[Entries shown — start]

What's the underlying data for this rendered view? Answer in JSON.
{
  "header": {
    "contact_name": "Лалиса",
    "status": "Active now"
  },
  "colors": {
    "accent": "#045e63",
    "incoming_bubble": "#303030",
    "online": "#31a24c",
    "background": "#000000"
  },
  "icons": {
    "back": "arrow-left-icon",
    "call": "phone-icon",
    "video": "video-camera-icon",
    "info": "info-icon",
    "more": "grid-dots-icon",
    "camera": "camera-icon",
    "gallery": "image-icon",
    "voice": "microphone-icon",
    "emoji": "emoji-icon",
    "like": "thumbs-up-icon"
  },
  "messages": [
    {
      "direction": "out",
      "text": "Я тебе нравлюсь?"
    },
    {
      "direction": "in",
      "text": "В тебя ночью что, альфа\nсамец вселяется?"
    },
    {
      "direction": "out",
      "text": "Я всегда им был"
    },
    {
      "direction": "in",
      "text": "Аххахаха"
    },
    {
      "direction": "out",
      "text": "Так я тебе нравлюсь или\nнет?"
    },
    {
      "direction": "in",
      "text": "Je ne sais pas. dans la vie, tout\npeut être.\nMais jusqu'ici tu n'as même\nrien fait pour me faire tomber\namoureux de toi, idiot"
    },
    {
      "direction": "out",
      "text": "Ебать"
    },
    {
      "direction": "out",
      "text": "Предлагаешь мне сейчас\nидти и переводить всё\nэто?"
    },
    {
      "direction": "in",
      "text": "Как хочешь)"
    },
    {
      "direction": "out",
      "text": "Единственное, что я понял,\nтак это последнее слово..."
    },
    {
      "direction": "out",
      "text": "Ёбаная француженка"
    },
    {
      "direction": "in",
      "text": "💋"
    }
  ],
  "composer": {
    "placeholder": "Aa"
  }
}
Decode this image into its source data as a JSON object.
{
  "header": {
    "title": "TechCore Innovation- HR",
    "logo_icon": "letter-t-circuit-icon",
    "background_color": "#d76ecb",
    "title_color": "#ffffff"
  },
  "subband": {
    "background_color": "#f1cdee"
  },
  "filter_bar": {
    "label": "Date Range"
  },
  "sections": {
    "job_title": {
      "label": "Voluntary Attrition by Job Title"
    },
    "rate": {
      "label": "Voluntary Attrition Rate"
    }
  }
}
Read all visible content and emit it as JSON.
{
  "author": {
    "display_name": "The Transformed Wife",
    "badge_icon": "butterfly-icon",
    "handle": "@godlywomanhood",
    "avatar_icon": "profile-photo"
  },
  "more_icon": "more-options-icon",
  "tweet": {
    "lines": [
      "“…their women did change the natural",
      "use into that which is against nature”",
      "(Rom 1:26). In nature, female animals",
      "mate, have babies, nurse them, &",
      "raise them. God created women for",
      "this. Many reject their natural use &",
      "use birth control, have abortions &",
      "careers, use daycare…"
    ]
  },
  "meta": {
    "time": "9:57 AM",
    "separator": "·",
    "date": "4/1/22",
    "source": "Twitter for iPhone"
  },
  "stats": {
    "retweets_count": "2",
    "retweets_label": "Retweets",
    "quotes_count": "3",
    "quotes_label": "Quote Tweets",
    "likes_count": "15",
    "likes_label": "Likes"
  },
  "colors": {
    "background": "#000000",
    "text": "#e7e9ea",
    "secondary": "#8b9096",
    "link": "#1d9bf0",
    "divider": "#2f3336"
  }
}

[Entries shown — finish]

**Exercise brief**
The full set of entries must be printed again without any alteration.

**Task solution**
What's the underlying data for this rendered view? Answer in JSON.
{
  "header": {
    "contact_name": "Лалиса",
    "status": "Active now"
  },
  "colors": {
    "accent": "#045e63",
    "incoming_bubble": "#303030",
    "online": "#31a24c",
    "background": "#000000"
  },
  "icons": {
    "back": "arrow-left-icon",
    "call": "phone-icon",
    "video": "video-camera-icon",
    "info": "info-icon",
    "more": "grid-dots-icon",
    "camera": "camera-icon",
    "gallery": "image-icon",
    "voice": "microphone-icon",
    "emoji": "emoji-icon",
    "like": "thumbs-up-icon"
  },
  "messages": [
    {
      "direction": "out",
      "text": "Я тебе нравлюсь?"
    },
    {
      "direction": "in",
      "text": "В тебя ночью что, альфа\nсамец вселяется?"
    },
    {
      "direction": "out",
      "text": "Я всегда им был"
    },
    {
      "direction": "in",
      "text": "Аххахаха"
    },
    {
      "direction": "out",
      "text": "Так я тебе нравлюсь или\nнет?"
    },
    {
      "direction": "in",
      "text": "Je ne sais pas. dans la vie, tout\npeut être.\nMais jusqu'ici tu n'as même\nrien fait pour me faire tomber\namoureux de toi, idiot"
    },
    {
      "direction": "out",
      "text": "Ебать"
    },
    {
      "direction": "out",
      "text": "Предлагаешь мне сейчас\nидти и переводить всё\nэто?"
    },
    {
      "direction": "in",
      "text": "Как хочешь)"
    },
    {
      "direction": "out",
      "text": "Единственное, что я понял,\nтак это последнее слово..."
    },
    {
      "direction": "out",
      "text": "Ёбаная француженка"
    },
    {
      "direction": "in",
      "text": "💋"
    }
  ],
  "composer": {
    "placeholder": "Aa"
  }
}
Decode this image into its source data as a JSON object.
{
  "header": {
    "title": "TechCore Innovation- HR",
    "logo_icon": "letter-t-circuit-icon",
    "background_color": "#d76ecb",
    "title_color": "#ffffff"
  },
  "subband": {
    "background_color": "#f1cdee"
  },
  "filter_bar": {
    "label": "Date Range"
  },
  "sections": {
    "job_title": {
      "label": "Voluntary Attrition by Job Title"
    },
    "rate": {
      "label": "Voluntary Attrition Rate"
    }
  }
}
Read all visible content and emit it as JSON.
{
  "author": {
    "display_name": "The Transformed Wife",
    "badge_icon": "butterfly-icon",
    "handle": "@godlywomanhood",
    "avatar_icon": "profile-photo"
  },
  "more_icon": "more-options-icon",
  "tweet": {
    "lines": [
      "“…their women did change the natural",
      "use into that which is against nature”",
      "(Rom 1:26). In nature, female animals",
      "mate, have babies, nurse them, &",
      "raise them. God created women for",
      "this. Many reject their natural use &",
      "use birth control, have abortions &",
      "careers, use daycare…"
    ]
  },
  "meta": {
    "time": "9:57 AM",
    "separator": "·",
    "date": "4/1/22",
    "source": "Twitter for iPhone"
  },
  "stats": {
    "retweets_count": "2",
    "retweets_label": "Retweets",
    "quotes_count": "3",
    "quotes_label": "Quote Tweets",
    "likes_count": "15",
    "likes_label": "Likes"
  },
  "colors": {
    "background": "#000000",
    "text": "#e7e9ea",
    "secondary": "#8b9096",
    "link": "#1d9bf0",
    "divider": "#2f3336"
  }
}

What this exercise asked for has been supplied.